If Dingač was the first protected area for Plavac Mali, both chronologically and in terms of prestige, Postup must be second, in both respects. This area was protected in Yugoslavia in 1967, and is somewhat larger than Dingač – 70ha to th 40 ha of Dingač. Somehow however the Yugoslavian Postup has not yet managed to make it as a PDO. Postup’s wines are not as big and powerful as Dingač, perhaps because, although their aspect is similar on a South-facing slope by the sea, the vineyards are not as steep. (If you visit the D’Vino wine bar in Dubrovnik, do not be mislead by an information card you might be given, which implies that Postup is on the North side of the mountain ridge opposite Dingač.)

On the above map, Dingač lies by the top of the “l” in the word “Pelješac”, while Postup is further West, close to the Easternmost end of the island of Korčula. If you check on the Google Maps satellite images you can identify both these vineyard areas, and the ones on the plain around Potomje.

While the Pelješac Peninsula is best known for its Plavac Mali, Korčula specialises in white wine. The decision for it to focus on whites was taken by a Yugoslav government committee but that decision has had a lasting influence, even if on the face of it the island’s geography is not too different from that of Pelješac. Special mention should be given to the relatively rare grape variety Grk, which is grown in any quantity only on Korčula, largely at the Eastern tip of the island.
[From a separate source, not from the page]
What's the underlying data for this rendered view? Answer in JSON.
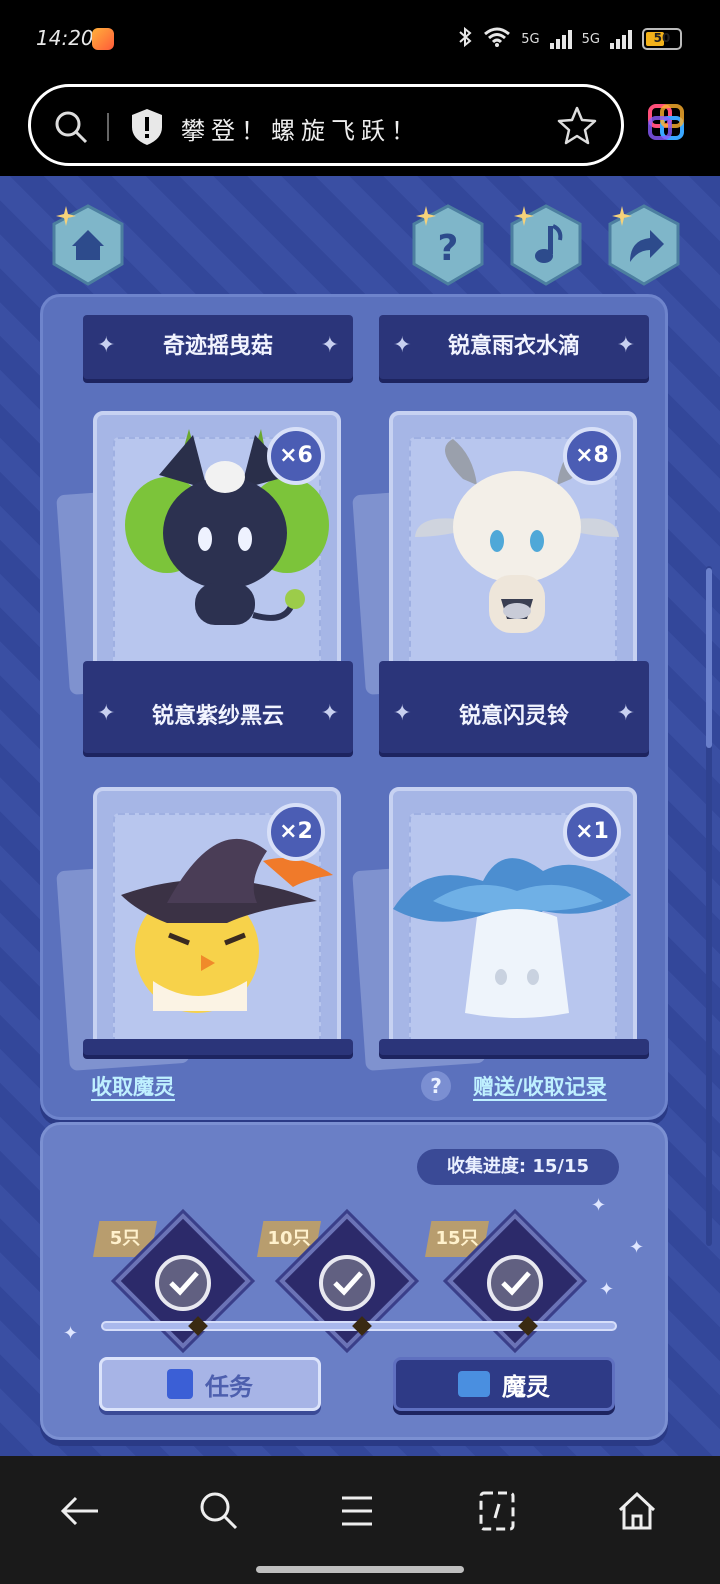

However, Pošip is the variety that Korčula is best known for, and Pošip from Korčula is widely available in the region.

In summary, the local wines you are most likely to come across in Dubrovnik, or at least the ones I remember best, are Plavac Mali from Pelješac, in particular Dingač if you go a bit upmarket; and the white wines of Korčula, especially Pošip, and the rarer Grk.